Labour on its agreement |Peters: Post-Election Announcement Speech | Greenpeace “cautiously hopeful” about new Government | ACT - Madman on the loose | E tū ecstatic | Chamber welcomes the outcome | Greens on their joining Govt | EDS welcomes new govt | Immigrant groups worry | Feds ready to engage new coalition government | Labour Ministers of the Crown announced

 

Climate: Increasing Greenhouse Emissions Hit NZ

New Zealand is seeing impacts of excess greenhouse gas emissions in our climate and oceans, according to the latest national report from the Ministry for the Environment and Stats NZ about the state of the atmosphere and climate…More>>

ALSO:


Wellington.Scoop: Arrests At Blockade Of "Weapons Expo"

“We encourage people in Wellington to get down to the Westpac Stadium now for a day of awesome peace action. There will be plenty of food, music and activities to keep us sustained through the day.” More>>

ALSO:

Rorschach Restructuring: PSA Taking Inland Revenue To Court Over Psychometrics

The Public Service Association will be seeing Inland Revenue in Employment Court over its intention to psychometrically test employees reapplying for their roles at the department as part of its controversial Business Transformation restructuring plan. More>>

ALSO:

Nuclear Disarmament: Nobel Peace Prize 2017 Awarded To ICAN

Congratulations from iCAN Aotearoa New Zealand to international iCAN, the other iCAN national campaigns and partner organisations, and the countless organisations and individuals who have worked so hard for a nuclear weapons-free world since 1945. More>>

ALSO:

Expenses: Waikato DHB CEO Resigns

An independent inquiry has identified that Dr Murray had spent more than the agreed $25K allocated for relocation costs, and other unauthorized expenses involving potential financial breaches of the chief executive’s obligations.
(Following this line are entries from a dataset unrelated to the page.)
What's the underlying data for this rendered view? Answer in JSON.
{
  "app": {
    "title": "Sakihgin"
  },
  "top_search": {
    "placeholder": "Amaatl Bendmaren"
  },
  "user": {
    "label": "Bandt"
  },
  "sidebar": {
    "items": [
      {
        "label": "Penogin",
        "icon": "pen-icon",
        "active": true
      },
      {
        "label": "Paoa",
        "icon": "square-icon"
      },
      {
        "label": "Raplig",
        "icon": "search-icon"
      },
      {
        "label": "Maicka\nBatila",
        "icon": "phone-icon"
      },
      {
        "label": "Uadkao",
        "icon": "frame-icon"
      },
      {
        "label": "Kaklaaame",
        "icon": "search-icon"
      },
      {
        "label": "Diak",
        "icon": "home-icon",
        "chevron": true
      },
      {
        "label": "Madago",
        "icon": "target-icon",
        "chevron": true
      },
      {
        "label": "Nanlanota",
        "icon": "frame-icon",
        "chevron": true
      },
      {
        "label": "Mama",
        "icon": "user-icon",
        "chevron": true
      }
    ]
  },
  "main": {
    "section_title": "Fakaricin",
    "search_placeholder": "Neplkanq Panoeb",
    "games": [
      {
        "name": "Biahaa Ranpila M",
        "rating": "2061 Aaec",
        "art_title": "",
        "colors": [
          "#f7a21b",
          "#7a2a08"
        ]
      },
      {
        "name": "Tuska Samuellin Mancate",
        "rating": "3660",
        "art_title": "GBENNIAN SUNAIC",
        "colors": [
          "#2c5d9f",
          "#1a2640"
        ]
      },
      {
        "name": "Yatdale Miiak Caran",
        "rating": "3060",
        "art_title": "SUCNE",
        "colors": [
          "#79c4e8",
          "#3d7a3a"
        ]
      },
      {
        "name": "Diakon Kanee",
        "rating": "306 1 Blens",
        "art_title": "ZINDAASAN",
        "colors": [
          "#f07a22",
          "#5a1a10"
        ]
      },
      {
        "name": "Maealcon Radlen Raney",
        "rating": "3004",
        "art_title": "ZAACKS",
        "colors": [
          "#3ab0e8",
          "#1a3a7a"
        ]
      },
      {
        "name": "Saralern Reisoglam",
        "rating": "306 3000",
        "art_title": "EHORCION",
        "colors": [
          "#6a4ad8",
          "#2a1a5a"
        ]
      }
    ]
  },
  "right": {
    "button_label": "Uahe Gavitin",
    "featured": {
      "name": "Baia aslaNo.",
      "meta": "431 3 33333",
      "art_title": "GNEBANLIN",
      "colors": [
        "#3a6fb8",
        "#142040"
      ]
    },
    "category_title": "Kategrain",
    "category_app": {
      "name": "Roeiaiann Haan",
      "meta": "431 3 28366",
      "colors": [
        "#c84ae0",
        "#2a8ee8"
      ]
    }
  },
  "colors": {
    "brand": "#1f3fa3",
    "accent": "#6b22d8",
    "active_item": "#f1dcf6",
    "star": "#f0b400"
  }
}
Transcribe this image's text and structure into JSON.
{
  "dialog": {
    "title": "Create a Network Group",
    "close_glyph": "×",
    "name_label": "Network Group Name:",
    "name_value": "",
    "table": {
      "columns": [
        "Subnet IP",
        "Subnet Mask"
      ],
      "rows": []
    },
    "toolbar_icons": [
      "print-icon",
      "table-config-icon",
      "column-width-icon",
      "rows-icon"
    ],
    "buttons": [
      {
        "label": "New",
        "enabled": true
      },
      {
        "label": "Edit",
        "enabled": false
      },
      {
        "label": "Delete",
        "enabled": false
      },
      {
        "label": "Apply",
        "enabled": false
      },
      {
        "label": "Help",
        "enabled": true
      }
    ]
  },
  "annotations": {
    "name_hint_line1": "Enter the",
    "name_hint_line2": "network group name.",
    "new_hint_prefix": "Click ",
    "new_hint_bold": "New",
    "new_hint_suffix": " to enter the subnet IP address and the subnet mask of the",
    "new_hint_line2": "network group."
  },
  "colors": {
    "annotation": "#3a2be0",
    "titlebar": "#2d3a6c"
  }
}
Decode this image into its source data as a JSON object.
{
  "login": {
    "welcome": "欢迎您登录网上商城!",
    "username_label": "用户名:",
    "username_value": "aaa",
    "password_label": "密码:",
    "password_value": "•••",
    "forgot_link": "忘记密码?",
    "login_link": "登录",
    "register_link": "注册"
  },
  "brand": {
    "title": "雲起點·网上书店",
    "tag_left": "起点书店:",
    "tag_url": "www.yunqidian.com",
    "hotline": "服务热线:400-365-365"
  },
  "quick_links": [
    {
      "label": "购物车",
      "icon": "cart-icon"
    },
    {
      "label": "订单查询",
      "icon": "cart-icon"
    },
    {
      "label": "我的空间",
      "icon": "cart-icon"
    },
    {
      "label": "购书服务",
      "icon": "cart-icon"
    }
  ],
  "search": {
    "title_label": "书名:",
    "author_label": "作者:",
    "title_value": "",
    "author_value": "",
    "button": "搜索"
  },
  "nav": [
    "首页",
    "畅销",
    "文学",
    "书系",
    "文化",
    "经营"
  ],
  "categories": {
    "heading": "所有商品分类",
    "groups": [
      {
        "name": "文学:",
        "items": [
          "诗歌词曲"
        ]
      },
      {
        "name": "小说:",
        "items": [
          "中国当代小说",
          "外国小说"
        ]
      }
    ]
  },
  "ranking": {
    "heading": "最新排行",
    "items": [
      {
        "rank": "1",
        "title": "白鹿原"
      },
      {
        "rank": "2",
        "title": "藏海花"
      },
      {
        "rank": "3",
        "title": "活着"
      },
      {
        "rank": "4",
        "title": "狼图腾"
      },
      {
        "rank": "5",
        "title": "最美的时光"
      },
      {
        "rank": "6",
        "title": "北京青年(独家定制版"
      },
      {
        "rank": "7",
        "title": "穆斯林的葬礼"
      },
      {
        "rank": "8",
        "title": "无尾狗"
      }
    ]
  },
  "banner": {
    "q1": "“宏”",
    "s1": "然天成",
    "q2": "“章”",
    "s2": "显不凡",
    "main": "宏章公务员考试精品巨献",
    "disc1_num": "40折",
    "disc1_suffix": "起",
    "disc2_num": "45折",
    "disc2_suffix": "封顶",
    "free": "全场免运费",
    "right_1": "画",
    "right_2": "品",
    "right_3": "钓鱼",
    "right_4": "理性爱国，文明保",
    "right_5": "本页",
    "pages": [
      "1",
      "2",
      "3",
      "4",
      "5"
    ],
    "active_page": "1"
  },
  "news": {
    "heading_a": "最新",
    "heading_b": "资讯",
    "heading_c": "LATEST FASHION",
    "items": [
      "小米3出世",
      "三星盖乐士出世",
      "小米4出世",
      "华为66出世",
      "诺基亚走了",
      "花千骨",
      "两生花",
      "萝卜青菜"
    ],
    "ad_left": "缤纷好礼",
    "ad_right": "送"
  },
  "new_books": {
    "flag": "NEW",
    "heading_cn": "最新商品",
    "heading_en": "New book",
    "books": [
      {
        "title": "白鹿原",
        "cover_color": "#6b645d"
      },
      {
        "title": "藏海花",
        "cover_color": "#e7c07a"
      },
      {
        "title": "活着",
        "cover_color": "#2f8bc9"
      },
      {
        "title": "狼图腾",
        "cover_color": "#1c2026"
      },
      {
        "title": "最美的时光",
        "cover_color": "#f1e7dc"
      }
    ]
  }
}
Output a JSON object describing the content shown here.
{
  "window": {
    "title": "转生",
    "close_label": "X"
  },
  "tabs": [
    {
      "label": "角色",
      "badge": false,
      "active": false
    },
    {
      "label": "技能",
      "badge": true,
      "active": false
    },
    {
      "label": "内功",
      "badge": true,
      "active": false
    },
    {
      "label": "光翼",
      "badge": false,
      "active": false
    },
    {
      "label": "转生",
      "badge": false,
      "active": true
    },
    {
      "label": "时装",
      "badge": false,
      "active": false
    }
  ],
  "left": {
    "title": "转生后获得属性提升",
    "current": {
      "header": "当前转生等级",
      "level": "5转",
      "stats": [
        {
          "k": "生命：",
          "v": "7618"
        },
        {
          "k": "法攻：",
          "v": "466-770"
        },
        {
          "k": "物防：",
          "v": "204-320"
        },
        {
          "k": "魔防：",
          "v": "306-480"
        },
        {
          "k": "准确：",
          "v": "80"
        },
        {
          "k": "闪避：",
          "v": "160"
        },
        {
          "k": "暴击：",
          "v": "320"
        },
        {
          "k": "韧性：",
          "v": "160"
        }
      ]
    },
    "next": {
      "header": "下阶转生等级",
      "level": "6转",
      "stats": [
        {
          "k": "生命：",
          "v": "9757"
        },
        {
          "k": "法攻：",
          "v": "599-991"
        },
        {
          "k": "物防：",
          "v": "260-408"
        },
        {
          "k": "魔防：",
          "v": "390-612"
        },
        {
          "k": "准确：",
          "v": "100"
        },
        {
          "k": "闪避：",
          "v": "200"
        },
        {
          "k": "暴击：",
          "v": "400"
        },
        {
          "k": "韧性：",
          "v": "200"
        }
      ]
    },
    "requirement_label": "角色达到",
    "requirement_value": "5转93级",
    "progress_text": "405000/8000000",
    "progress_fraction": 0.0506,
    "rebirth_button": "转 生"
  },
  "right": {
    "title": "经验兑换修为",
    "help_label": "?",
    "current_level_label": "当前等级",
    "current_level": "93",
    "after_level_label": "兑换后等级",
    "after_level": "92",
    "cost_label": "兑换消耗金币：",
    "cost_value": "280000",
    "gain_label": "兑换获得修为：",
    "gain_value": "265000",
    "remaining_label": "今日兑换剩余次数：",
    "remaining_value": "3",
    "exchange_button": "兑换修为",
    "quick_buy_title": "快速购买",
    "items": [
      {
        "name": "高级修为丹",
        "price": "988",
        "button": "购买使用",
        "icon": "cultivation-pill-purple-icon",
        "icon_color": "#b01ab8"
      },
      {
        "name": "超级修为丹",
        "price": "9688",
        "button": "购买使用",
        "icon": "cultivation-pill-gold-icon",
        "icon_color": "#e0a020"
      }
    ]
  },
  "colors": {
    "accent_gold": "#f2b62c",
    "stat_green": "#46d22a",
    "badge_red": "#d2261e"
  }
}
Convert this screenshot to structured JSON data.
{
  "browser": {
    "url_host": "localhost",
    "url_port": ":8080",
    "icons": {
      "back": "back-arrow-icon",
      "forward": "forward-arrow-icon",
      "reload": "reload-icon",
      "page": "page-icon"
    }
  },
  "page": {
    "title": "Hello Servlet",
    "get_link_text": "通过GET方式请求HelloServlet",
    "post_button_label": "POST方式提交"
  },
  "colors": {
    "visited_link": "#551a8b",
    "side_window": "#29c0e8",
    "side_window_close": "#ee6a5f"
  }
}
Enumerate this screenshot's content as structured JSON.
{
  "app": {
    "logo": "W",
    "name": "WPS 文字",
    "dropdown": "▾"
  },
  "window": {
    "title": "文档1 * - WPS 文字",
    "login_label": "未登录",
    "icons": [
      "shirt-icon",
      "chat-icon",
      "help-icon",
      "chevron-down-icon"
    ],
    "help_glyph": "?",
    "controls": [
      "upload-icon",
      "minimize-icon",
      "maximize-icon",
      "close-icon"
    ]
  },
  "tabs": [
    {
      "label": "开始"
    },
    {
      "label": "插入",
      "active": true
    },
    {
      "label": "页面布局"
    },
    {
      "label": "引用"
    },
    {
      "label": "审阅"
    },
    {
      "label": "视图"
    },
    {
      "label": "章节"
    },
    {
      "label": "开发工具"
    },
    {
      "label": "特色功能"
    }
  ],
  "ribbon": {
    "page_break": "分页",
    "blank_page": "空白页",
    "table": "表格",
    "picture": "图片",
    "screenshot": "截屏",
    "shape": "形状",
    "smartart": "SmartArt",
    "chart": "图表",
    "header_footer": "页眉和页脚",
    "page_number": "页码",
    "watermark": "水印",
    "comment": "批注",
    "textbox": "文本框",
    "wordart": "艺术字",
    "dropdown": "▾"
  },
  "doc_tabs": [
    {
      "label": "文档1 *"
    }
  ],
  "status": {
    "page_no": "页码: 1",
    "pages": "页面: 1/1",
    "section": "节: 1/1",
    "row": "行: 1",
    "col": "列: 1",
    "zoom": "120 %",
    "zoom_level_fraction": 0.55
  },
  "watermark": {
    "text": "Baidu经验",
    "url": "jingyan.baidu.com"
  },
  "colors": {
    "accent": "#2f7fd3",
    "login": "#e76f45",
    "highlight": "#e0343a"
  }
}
More>>

ALSO:

Wellington.Scoop: Sad About The Trolley Buses?

The Regional Council’s MetLink is today spending money to tell us that it really loves Wellington’s trolley buses, even though they’re all being taken off our roads by the end of this month. More>>

ALSO:

Post-Election: Preliminary Coalition Talks Begin

New Zealand First will hold post-election preliminary discussions in Wellington with the National Party tomorrow morning and the Labour Party tomorrow afternoon. More>>

 
 
 
 
 

LATEST HEADLINES

  • PARLIAMENT
  • POLITICS
  • REGIONAL
 
 

Featured InfoPages

Opening the Election